-- DATA SECTION follows --
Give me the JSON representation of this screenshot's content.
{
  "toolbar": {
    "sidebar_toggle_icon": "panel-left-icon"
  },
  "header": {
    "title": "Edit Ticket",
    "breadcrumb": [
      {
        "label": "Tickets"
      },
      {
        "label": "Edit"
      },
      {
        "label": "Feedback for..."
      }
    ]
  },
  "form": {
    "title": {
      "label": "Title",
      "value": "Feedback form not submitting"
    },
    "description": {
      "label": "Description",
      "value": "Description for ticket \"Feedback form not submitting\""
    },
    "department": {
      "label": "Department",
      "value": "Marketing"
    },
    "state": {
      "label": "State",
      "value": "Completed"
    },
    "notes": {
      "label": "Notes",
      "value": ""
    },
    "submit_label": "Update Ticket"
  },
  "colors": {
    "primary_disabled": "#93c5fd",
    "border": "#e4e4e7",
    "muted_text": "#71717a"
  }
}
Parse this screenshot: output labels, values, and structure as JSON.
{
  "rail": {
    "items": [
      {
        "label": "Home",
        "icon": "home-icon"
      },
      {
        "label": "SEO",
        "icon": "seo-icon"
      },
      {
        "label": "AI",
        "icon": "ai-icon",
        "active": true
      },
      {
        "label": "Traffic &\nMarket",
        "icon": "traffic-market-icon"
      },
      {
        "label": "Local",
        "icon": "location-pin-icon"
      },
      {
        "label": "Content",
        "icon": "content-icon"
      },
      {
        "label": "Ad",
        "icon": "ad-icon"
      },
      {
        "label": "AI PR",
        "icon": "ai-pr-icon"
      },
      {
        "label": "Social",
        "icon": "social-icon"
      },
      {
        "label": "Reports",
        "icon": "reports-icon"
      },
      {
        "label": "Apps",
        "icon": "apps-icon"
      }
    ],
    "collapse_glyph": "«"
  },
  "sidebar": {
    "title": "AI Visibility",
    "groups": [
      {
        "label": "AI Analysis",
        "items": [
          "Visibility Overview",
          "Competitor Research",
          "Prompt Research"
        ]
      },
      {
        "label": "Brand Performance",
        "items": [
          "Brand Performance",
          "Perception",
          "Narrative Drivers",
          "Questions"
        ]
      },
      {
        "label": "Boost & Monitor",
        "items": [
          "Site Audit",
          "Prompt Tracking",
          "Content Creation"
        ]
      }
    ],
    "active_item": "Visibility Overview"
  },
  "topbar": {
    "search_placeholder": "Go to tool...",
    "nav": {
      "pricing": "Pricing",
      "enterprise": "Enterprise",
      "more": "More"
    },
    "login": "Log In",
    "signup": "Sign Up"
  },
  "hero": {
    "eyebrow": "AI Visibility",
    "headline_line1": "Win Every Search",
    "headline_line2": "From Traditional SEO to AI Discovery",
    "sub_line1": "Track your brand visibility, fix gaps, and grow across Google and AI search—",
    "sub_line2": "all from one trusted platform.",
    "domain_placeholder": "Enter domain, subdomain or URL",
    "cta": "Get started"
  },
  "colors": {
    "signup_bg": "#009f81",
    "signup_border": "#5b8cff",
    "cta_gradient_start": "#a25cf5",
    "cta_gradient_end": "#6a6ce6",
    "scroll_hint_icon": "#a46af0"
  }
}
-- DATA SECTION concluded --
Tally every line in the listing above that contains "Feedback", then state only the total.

3